In that way of thinking, we could liken attempts to bully as someone trying to seize the role of “casting director” for the social “play” at hand.
Refusing to be cast into the role of victim (either outwardly or in one’s…
Humans have intuitive, unconscious, evolved awareness that being mean can be socially profitable. If we want to stop group bullying we have to face this reality and deal with it as-is.
Empathy standing in the way of cruelty-based social profitability. It gives us a troublesome sense that cruelty is just…
Why do Bullies Gang Up on Targets?
We define bullying as “social sorting by despotic means”. In group bullying targeting a specific person is a natural part of people trying to sort a social group.

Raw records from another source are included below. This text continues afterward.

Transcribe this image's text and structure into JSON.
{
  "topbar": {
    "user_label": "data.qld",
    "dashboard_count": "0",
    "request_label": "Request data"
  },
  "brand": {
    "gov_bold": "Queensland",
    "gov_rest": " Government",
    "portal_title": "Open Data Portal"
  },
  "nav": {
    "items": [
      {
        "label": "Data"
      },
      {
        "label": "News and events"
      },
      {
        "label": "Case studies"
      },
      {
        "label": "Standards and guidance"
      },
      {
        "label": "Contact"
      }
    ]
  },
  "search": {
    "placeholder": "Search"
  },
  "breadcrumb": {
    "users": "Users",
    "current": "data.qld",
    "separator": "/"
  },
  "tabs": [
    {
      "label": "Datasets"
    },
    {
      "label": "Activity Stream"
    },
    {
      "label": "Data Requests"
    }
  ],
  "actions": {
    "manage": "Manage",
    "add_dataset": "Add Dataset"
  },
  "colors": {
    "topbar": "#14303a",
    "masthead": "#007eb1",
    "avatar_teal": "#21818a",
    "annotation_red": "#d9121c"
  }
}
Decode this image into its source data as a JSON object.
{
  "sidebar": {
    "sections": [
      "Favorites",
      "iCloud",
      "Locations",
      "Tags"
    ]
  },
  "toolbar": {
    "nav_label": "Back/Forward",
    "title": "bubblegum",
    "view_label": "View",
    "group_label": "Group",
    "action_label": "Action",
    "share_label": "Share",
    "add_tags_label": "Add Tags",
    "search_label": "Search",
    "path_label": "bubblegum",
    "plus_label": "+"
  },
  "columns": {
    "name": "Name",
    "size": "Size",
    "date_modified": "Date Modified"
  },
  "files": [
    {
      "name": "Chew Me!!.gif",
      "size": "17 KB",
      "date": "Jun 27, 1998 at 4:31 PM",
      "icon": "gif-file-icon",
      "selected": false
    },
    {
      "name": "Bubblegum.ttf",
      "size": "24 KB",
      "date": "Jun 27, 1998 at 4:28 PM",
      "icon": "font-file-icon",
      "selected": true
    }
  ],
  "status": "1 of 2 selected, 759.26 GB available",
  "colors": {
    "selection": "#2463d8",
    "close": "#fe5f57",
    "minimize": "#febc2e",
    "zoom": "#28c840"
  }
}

In that frame, there are three reasons for a group to gang-up on an individual:
Shame is the most potent and concerning emotion related to bullying and the centerpiece of the emotional system that drives the three actions of bullying:
• taking Advantage of power
• using Aggression
• and Accepting mistreatment
Shame places people at risk both for being targeted and for engaging in…
Shame is the centerpiece of the emotional system that drives bullying. It is the most common, and most powerful of the related emotions. It flows from, and also reinforces the greatest number of other emotions driving the three actions of bullying behavior:
It’s time to understand Bullying and the role of sadness and how that emotion activates the three actions of the bullying system:
It might seem that sadness would only influence the third action of bullying — acceptance of mistreatment. …
Welcome (back?). Last time, I promised to disclose why some surrender to being bullied, and how that choice can lead to shame, sadness, and depression — even becoming a life-long narrative of victimization — or even harm to self or others.
Motivational Literacy™ considers surrender as an emotion — that…
Welcome (back?). This installment is about Angry Kids — or really about the function of anger and the role it plays in the bullying dynamic.
The change you want to see is waiting — for you to make it happen.
All that’s left is to gain an understanding of bullying…
If you’ve been following the series, you may remember how action-and-results-focused other installments have been. I’ve mentioned how things like reporting (statistics), judging (labeling), postering (kitschy sayings), and punishing don’t create real and useful change.
Anything that doesn’t build coping skills or shift culture isn’t going to make real change.
Most of what I find written about bullying falls into four categories:
Statistical reports help us notice that bullying is universal across time and human culture, but provide no suggestions for useful strategies.
Labels and value judgments make us…